Similar to Super Mario Run before it, Fire Emblem Heroes is attempting to be two different things at the same time. First, it’s Nintendo’s major new release and the latest entry in a long-running and much respected turn-based strategy franchise from the well-known studio, Intelligent Systems. Since it has a dedicated fan base, it has a lot to prove. Second, it’s a free to play mobile game and designed in part to get players to come out with cash to play longer or to unlock new characters. These two differing aspects should make gamers somewhat feel at odds with this game. However, for the most part, Heroes balances the two disparate aspects, and this result in a streamlined game that almost resembles Fire Emblem, but in a game that will feel really at home inside your phone and while playing it.
The core of Heroes similar to Fire Emblem games is its turn-based battles. You take turns moving units with your opponent on a 2D board, similar to what you do in chess. The goal of the game is to wipe out the other side before they can similarly massacre you. There are different and various soldiers that can be used such as axe-wielding knights, ranged archers, mages with healing spells, as well as different maps that require unique strategies for each. And the best thing with the combat in the game is the sense of scale. Skirmishes are much smaller in scale because each map is designed to fit entirely on your phone’s screen. Thus, your team of soldiers is limited to four, and this is definitely small compared to the dozen-strong armies you see in other games. This setup strikes up a nice compromise. It’s just big enough to require strategizing, and yet fast enough to play on the go. Heroes also makes great use of the touchscreen, using smooth and instinctive controls that allow you to move and attack with a single motion. For a complex series similar to other games, it’s impressive how comfortable Heroes feels on a one-handed device.
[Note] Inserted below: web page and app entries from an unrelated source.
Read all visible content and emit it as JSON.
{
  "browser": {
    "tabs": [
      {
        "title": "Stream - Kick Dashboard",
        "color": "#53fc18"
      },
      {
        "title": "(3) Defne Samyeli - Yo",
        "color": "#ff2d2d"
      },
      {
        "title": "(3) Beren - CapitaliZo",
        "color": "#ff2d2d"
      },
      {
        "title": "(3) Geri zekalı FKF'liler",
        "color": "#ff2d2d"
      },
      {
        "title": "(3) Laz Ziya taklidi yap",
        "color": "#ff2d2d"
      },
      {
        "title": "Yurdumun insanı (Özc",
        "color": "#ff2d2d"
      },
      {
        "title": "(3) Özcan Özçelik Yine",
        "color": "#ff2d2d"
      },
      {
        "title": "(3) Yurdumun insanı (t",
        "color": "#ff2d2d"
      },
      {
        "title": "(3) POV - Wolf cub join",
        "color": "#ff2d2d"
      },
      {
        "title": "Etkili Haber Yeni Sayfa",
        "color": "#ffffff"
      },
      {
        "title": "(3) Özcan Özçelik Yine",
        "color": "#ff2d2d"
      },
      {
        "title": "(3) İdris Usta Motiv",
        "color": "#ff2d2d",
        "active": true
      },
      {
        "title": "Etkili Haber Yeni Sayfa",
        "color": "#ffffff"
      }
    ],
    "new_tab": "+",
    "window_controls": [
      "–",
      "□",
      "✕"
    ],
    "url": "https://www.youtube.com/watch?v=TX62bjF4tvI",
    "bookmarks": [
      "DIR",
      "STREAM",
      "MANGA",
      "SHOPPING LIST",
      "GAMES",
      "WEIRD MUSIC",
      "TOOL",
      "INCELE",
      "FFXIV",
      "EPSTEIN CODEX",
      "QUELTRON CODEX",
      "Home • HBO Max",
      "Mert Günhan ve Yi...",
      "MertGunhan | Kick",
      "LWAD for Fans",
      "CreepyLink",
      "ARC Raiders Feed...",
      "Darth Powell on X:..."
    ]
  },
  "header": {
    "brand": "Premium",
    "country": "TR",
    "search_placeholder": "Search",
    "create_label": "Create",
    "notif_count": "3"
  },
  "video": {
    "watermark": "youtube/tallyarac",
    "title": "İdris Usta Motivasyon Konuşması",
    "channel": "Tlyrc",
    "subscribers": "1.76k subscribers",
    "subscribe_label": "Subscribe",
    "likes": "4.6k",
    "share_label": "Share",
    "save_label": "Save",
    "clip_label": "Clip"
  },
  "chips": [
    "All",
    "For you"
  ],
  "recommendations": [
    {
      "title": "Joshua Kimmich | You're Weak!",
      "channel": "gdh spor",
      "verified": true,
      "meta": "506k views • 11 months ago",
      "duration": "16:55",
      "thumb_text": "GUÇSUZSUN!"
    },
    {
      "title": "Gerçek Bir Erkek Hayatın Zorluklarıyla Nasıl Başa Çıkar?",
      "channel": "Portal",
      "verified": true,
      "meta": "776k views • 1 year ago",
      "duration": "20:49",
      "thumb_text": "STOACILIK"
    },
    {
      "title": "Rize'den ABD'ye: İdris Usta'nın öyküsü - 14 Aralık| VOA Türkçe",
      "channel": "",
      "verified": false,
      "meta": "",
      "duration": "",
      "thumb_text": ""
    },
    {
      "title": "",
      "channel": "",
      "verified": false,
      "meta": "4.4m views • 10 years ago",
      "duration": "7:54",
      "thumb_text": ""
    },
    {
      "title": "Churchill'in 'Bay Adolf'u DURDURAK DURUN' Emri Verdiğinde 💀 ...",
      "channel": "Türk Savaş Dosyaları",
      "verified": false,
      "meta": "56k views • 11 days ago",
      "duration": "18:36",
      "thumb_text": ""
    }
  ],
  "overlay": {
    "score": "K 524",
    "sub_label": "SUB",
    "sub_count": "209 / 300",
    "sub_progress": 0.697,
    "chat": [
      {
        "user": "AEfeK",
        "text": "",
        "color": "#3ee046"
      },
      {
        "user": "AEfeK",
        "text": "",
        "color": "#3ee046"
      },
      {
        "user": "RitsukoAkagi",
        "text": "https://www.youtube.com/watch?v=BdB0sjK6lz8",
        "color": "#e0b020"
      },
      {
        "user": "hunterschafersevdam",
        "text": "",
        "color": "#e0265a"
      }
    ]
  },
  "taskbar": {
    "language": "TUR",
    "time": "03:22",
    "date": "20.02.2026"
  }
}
Video Courtesy of Youtube:
The game includes a variety of modes. It features the standard single-player campaign with, unfortunately, a very short and disappointing narrative. It also has limited time special maps and asynchronous battles where you can put your team up against the team of another player. You can also play through different story missions in multiple difficulty levels, but this can get very tricky the further you go deeper into the games. The compromise with the free game is that after each battle, you essentially lose some of your energy, and so once you run out you’ll need to recharge for about 4 hours, or you can regenerate by spending some premium currency. This premium currency, called “orbs,” is the glue that holds the whole experience together. Orbs are not only used to unlock playing times but also to revive fallen soldiers in battle or to unlock new characters to add to your team.